Pituitary tumors: The pituitary gland controls hormonal activity for the thyroid, adrenal, reproductive glands, as well as helps regulate metabolism of nearly all tissues in the body. A pituitary tumor (also known as a pituitary adenoma) can cause abnormal secretion of hormones or may simply cause problems by pressing on nearby normal brain, including the nerves responsible for vision. Surgery and medications have well-defined roles in the management of pituitary tumors, but because these treatments may not be able to eradicate pituitary tumors, Gamma Knife radiosurgery is often a treatment of choice for this type of abnormality.
Trigeminal neuralgia: This condition is associated with disabling facial pain from abnormal nerve signaling. Although medications have been shown to be able to help control the condition, it generally worsens over time and neurosurgical interventions are required to help control the pain. Gamma Knife radiosurgery can provide pain relief equivalent to other, more invasive procedures for patients with trigeminal neuralgia.
Prior to the procedure, patients will be asked to provide a complete medical history and may have to undergo a complete physical examination to ensure they are in good health. Blood tests and other diagnostic tests may be performed. It is important for patients to notify their health care provider about any sensitivities or allergies to medication, latex, tape, contrast dyes, iodine or anesthetic agents.
Patients should notify their health care provider of all medications – prescription and over the counter – and supplements they are taking at the time of the procedure. If the patient has a history of blood clots, they should notify a team member.
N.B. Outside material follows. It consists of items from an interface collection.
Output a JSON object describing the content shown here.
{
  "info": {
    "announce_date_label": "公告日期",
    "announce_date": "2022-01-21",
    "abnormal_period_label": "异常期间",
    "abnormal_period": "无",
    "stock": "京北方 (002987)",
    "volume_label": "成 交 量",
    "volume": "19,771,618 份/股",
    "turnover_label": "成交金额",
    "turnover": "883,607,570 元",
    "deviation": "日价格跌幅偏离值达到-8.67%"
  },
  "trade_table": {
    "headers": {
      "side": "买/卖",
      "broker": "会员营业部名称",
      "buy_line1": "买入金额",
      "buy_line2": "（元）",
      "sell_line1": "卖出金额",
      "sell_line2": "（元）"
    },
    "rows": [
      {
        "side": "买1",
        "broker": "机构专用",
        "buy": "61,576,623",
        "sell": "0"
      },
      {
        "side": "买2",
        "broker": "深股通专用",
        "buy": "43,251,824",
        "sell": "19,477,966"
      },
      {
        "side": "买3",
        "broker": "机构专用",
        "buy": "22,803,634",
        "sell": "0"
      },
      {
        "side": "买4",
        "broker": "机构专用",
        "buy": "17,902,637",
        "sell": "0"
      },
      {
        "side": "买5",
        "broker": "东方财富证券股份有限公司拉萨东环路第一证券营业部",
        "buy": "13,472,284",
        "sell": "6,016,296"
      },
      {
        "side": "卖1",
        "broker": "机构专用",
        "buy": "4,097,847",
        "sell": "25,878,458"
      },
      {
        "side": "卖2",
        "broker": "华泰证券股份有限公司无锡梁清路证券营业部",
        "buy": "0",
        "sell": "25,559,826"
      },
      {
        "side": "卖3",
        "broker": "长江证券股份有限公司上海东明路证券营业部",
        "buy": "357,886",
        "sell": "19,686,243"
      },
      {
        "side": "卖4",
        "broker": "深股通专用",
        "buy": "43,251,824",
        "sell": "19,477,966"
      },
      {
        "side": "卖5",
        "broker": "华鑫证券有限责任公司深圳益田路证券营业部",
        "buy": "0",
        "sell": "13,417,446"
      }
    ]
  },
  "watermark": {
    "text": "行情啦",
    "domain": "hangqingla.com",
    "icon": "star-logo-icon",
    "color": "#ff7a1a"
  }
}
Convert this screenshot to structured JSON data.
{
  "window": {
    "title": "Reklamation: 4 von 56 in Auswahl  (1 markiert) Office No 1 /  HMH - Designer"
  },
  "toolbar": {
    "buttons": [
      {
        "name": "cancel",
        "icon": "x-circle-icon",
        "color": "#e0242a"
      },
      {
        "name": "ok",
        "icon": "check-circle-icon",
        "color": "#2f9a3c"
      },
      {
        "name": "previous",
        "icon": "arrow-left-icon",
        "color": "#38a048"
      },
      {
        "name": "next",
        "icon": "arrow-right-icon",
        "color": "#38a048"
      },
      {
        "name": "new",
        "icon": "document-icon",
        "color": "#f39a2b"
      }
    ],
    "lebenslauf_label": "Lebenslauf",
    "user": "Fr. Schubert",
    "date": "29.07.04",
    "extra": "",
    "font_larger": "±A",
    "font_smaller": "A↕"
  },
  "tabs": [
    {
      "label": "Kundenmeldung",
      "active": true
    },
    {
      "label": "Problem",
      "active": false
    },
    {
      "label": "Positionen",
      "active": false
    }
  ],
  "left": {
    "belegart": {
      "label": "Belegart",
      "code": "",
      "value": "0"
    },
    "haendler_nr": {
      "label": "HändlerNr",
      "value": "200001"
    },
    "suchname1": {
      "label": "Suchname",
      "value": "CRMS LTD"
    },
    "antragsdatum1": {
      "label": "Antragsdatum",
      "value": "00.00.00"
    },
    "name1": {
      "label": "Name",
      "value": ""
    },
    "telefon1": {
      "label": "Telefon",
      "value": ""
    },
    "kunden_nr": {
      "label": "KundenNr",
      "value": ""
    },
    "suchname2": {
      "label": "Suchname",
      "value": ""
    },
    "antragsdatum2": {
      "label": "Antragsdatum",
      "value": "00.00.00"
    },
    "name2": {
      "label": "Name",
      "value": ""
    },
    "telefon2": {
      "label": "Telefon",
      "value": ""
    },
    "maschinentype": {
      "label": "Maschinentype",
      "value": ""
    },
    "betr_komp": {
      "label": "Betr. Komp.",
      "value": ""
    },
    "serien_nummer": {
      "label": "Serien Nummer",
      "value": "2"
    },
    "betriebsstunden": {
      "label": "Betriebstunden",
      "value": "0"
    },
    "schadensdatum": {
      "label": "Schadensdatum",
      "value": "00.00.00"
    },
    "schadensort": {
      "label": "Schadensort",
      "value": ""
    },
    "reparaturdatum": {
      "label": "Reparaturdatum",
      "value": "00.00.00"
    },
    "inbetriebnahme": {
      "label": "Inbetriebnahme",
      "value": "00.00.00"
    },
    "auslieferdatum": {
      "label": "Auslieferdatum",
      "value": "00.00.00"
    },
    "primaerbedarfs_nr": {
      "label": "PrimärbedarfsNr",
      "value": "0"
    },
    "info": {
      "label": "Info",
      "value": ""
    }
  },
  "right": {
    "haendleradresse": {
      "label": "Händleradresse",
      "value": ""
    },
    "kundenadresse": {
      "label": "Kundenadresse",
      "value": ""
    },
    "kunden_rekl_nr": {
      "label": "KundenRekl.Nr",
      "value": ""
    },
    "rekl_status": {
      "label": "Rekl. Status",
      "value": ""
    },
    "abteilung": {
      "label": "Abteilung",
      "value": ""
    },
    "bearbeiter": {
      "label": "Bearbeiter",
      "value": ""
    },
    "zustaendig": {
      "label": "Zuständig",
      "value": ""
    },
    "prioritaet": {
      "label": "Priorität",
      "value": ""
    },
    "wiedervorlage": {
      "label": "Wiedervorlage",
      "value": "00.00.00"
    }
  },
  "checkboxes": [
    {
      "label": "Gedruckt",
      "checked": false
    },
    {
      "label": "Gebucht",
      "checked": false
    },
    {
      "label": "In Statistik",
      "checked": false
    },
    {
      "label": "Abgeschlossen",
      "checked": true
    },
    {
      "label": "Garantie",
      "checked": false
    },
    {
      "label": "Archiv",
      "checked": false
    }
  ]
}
The attending neurosurgeon and radiation oncologist who will be treating the patient with the Gamma Knife will review all treatment options and discuss the risks specific to the treatment.
A Gamma Knife procedure typically goes as follows:
- A lightweight frame is attached to the patient’s head.
- Local anesthesia is used before the frame is secured in place.
- The patient then has an MRI imaging study and for some patients, a CT scan as well.
- Data from the imaging study is transferred into the treatment planning computer.
- The treatment team uses advanced software to determine the treatment plan.
- When the individual treatment plan is completed, the patient is placed on the Gamma Knife couch and precisely positioned.
- The patient is then moved automatically, head first into the machine, and treatment begins.
- Actual treatment time varies based on the condition being treated and its location. However, the procedure typically lasts from 15 minutes to an hour or more, during which time the patient feels nothing.
- Following treatment, the patient is automatically moved out of the machine, and the head frame is removed.
Gamma Knife treatment is an outpatient procedure. The patient will be observed for a period of time and discharged home. Patients will not have a great amount of pain from the procedure. Over the counter medications such as Tylenol or Motrin will alleviate any discomfort.
The physicians will want to see patients in their office approximately six weeks after Gamma Knife radiosurgery. MRI usually will be repeated several months after the procedure, with the exact timing dependent on the patient’s diagnosis.